# EXERCISE BRIEF:
Where a line of the data holds the word "this", copy that line.

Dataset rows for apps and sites
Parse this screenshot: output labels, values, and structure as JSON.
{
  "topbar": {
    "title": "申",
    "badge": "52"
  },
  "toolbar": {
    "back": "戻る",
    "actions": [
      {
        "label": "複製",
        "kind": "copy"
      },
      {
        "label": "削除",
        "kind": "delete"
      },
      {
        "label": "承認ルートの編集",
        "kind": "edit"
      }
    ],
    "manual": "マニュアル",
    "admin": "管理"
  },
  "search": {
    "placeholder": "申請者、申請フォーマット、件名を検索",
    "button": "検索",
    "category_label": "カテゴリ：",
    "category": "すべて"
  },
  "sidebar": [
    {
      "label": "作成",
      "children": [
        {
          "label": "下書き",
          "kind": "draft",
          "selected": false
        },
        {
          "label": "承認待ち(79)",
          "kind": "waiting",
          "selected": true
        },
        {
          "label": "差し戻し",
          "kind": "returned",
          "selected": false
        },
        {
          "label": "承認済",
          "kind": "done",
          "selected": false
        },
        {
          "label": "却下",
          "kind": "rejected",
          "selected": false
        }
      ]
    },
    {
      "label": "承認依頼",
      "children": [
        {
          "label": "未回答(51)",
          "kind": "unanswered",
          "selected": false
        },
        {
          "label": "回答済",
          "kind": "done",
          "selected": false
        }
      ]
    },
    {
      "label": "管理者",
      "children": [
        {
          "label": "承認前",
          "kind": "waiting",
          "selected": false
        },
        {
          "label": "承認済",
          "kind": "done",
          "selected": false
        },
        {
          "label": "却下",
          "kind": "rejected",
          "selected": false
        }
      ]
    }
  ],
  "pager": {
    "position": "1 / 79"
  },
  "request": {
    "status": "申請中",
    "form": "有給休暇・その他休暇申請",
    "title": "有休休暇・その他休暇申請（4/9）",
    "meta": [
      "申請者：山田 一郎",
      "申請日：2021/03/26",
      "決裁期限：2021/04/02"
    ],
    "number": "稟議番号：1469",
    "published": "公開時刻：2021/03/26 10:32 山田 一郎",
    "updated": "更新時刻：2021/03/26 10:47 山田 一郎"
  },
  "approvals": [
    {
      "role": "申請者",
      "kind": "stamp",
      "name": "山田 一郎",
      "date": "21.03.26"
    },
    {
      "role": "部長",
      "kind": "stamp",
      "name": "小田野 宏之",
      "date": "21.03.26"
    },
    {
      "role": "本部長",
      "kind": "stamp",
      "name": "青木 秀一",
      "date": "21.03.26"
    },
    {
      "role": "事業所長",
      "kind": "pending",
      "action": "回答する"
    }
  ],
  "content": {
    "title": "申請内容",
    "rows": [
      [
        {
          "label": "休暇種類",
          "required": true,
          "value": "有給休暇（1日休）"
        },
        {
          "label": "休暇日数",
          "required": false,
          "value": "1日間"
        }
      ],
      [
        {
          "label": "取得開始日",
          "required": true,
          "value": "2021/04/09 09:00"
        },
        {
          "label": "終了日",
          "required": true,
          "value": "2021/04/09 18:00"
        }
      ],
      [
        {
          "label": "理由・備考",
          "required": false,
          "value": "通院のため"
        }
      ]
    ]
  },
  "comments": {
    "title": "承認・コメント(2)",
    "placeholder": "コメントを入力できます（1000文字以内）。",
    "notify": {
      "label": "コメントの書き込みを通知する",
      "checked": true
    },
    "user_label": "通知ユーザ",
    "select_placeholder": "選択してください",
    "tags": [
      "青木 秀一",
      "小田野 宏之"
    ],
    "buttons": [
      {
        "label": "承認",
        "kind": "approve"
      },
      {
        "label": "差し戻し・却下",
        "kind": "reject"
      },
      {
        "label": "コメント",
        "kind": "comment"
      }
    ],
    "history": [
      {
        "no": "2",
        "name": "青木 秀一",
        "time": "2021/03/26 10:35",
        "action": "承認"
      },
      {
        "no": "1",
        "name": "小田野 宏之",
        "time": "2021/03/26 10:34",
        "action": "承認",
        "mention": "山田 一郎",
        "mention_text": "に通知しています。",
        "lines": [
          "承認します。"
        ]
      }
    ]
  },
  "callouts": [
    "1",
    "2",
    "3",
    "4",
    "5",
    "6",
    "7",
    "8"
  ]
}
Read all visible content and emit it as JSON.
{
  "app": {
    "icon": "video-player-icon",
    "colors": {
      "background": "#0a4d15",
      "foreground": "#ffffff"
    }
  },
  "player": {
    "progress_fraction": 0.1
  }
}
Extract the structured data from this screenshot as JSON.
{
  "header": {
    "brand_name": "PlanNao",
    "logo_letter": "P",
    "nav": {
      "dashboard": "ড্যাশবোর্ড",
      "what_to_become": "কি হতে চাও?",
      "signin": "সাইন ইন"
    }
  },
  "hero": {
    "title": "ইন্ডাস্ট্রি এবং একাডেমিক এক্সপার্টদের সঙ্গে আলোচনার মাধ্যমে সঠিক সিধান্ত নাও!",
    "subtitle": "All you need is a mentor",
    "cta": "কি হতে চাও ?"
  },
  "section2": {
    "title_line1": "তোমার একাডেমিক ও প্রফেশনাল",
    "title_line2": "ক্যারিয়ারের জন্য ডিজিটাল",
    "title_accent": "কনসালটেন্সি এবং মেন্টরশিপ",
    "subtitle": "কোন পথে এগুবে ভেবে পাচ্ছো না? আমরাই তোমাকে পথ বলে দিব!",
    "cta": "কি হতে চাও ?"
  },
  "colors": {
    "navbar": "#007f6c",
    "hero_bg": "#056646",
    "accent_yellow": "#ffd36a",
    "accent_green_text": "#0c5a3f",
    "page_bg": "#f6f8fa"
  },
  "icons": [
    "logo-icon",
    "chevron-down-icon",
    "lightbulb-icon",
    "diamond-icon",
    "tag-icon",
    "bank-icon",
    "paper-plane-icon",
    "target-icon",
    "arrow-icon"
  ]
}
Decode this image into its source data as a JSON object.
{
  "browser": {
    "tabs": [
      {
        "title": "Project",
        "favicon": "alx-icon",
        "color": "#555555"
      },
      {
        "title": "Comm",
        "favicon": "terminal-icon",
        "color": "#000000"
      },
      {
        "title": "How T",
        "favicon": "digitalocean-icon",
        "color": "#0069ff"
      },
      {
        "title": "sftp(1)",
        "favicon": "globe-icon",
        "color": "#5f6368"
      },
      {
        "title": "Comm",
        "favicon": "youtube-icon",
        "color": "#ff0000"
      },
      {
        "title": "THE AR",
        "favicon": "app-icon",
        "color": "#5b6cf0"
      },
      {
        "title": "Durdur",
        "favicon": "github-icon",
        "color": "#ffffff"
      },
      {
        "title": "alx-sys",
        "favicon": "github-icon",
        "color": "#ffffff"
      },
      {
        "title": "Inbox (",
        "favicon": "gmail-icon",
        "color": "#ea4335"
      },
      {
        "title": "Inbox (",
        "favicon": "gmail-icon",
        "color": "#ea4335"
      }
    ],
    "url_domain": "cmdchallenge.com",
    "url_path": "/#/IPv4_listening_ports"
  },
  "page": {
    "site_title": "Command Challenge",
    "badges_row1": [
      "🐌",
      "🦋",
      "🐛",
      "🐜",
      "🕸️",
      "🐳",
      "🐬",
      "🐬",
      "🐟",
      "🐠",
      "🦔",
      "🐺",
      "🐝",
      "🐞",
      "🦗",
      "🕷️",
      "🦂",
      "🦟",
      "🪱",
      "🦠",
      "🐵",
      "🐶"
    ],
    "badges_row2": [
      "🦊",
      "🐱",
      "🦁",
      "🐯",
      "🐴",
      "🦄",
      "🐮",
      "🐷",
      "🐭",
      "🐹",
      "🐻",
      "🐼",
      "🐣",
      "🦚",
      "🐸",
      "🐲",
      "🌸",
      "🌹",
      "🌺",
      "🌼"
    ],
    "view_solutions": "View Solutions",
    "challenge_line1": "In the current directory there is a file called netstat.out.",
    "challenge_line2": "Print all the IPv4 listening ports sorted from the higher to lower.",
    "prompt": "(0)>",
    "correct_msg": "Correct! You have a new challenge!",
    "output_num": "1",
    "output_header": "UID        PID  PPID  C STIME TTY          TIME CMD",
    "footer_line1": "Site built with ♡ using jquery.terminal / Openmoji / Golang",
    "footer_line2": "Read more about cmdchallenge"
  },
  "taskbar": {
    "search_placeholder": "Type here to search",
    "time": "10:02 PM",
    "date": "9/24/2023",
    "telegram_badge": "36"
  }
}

# RESULT:
Parse this screenshot: output labels, values, and structure as JSON.
Extract the structured data from this screenshot as JSON.
Decode this image into its source data as a JSON object.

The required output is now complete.